Khan and Modi are in the Kyrgyz capital of Bishkek for the two-day Shanghai Cooperation Organisation (SCO) summit.
In an interview to Russian news agency Sputnik before heading to Bishkek, Khan said the SCO summit provided him an opportunity to speak to the Indian leadership to improve ties between the two neighbours.
Khan said the SCO summit provided Pakistan a "fresh outlet" to develop its relationship with other countries, including India.
"At the moment, our bilateral relationship with India is, probably, at its lowest point," he said.
Khan said Pakistan was open for "any kind of mediation" and seeks peace with all its neighbours, especially with India, asserting that the three "small wars" have damaged both the countries that now grapple with the "greatest amount of poverty".
The Ministry of External Affairs last week said that no bilateral meetings had been planned between Modi and his Pakistani counterpart Khan on the sidelines of the SCO Summit.
Khan has twice written to Prime Minister Modi, seeking resumption of dialogue on all issues, including on Kashmir.
Modi Thursday raised the issue of cross-border terrorism emanating from Pakistan during his talks with Chinese President Xi Jinping here and said India expects "concrete action" by Islamabad to create an atmosphere free of terror for the resumption of dialogue.
Khan said the emphasis should be on peace and resolving differences through dialogue.
"Our main difference with India is Kashmir.

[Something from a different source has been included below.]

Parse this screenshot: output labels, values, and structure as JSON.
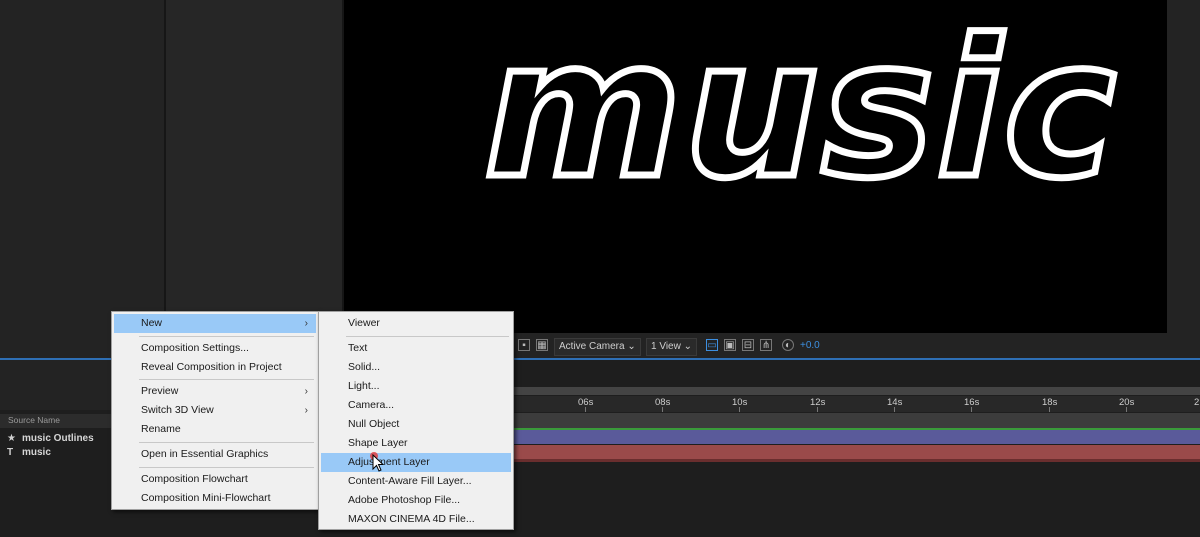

And if the heads of two countries resolve, if two governments decide, this issue can be resolved. But, unfortunately, we have not had much success from India so far," he said.
"But we hope now that the current prime minister has one big mandate, we hope that he will use this mandate to develop better relationship and bring peace in the subcontinent," Khan said.
He said he believed that the money should be spent on getting people out of poverty, citing China's example which has lifted millions of people out of poverty.
"We hope that our tension with India decreases, so we do not have to buy arms because we want to spend money on human development. But, yes, we are looking for arms from Russia, and I know our military is already in touch with the Russian military," Khan said.
Pakistan has been holding joint military drills with Russia in the last couple of years besides going for defence purchases from it, triggering some concerns in New Delhi.